▸ **Work instructions**
The word "badge" marks the lines to report; pull each of them from the listing.

▸ **Input data**
------------------------

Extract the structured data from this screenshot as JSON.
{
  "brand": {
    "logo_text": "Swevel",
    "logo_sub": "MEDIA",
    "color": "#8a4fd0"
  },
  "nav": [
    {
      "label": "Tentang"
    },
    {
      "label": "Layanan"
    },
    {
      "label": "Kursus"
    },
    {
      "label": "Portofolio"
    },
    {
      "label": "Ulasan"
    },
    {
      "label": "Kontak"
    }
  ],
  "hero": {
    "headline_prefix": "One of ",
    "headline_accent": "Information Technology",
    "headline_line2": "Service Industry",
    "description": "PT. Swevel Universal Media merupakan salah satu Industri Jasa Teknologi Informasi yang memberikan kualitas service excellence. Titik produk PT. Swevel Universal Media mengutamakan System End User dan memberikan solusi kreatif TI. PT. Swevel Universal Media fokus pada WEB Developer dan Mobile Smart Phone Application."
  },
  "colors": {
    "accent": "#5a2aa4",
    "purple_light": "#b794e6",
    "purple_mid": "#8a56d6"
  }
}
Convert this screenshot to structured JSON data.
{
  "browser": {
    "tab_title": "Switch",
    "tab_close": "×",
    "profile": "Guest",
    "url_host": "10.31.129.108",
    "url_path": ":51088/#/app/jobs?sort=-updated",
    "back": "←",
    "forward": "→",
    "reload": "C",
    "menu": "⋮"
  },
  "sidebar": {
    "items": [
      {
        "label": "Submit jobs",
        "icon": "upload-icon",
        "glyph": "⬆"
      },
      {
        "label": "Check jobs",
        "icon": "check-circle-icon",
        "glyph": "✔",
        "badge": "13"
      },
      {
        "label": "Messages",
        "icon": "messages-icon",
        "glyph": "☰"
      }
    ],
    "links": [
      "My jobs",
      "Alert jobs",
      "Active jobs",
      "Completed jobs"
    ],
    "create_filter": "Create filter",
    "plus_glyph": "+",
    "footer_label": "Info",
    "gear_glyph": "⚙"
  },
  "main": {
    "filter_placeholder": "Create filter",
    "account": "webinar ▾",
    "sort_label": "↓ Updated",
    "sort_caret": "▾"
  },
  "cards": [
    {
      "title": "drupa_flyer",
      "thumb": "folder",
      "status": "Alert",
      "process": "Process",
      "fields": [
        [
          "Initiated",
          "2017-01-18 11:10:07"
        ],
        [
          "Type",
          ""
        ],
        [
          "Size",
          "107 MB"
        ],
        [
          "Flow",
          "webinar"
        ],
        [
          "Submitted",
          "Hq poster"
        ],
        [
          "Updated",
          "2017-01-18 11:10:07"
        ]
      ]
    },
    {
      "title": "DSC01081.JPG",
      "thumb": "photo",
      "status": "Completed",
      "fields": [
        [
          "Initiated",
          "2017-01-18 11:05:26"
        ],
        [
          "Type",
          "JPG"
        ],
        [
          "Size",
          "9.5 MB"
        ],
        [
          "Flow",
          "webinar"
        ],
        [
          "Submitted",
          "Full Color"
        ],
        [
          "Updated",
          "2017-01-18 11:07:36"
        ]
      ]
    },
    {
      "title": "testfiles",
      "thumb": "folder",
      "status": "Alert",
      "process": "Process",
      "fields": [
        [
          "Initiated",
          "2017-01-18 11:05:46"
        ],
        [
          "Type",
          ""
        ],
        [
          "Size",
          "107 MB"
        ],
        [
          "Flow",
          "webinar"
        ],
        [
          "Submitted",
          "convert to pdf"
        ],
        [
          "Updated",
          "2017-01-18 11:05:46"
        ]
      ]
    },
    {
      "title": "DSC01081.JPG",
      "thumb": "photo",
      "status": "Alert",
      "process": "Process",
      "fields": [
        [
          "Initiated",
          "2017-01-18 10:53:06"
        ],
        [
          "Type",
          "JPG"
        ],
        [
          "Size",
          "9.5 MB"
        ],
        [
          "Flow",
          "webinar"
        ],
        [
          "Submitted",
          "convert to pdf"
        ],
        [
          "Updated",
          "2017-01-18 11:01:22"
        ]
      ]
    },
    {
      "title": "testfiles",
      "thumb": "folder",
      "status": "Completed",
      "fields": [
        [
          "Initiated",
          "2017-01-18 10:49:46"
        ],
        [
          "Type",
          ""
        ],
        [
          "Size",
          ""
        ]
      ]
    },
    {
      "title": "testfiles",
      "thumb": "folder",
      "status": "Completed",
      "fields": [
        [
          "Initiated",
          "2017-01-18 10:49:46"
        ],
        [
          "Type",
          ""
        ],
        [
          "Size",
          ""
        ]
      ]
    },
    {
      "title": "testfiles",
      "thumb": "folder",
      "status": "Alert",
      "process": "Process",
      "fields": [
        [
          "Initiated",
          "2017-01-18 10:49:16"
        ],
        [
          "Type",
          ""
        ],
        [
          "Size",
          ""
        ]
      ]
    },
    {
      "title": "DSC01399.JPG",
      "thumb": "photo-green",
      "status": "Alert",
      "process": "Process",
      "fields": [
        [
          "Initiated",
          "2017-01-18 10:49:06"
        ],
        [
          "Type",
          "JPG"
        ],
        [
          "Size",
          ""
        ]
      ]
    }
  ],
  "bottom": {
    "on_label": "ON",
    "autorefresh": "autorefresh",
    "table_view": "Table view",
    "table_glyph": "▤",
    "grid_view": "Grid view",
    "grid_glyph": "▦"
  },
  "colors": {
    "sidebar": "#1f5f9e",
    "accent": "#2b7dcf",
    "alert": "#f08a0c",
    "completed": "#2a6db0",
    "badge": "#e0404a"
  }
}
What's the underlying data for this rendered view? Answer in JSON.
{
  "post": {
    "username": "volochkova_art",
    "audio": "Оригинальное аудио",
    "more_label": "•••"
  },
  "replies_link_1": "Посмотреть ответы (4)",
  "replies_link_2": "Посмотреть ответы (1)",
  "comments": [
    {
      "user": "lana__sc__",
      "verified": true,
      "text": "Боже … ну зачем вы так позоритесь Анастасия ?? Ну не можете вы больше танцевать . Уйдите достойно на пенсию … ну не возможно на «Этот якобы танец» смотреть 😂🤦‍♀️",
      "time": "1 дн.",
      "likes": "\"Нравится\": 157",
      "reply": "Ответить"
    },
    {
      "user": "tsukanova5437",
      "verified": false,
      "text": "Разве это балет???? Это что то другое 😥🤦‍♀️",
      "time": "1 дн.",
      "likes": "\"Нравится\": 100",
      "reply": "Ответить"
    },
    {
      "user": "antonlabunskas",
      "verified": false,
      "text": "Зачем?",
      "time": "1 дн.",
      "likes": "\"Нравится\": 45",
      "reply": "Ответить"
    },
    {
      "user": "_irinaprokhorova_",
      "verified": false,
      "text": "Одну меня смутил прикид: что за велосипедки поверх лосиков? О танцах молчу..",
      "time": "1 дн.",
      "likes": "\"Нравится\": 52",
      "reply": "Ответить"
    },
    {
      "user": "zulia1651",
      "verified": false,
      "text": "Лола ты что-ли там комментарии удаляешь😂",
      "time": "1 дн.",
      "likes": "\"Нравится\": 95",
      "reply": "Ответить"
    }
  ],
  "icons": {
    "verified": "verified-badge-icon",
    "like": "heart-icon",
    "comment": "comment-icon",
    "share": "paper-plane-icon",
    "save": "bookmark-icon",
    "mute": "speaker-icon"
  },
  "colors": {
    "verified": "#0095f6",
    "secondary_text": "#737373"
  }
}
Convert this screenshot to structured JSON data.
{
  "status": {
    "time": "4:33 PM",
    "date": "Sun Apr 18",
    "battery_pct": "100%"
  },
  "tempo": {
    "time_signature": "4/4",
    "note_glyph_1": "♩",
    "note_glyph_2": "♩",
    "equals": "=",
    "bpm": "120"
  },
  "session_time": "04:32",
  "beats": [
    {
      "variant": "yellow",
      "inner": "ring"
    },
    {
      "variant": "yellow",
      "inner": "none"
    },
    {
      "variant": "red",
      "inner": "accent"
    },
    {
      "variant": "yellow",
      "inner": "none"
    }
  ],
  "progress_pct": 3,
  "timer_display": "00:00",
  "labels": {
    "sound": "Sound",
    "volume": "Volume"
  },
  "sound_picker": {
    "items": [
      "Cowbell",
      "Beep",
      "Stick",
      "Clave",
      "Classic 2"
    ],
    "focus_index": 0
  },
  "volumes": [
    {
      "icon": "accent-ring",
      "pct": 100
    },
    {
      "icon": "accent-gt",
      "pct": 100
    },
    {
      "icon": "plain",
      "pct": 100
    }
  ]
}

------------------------

▸ **Exercise result**
        "badge": "13"
    "badge": "#e0404a"
    "verified": "verified-badge-icon",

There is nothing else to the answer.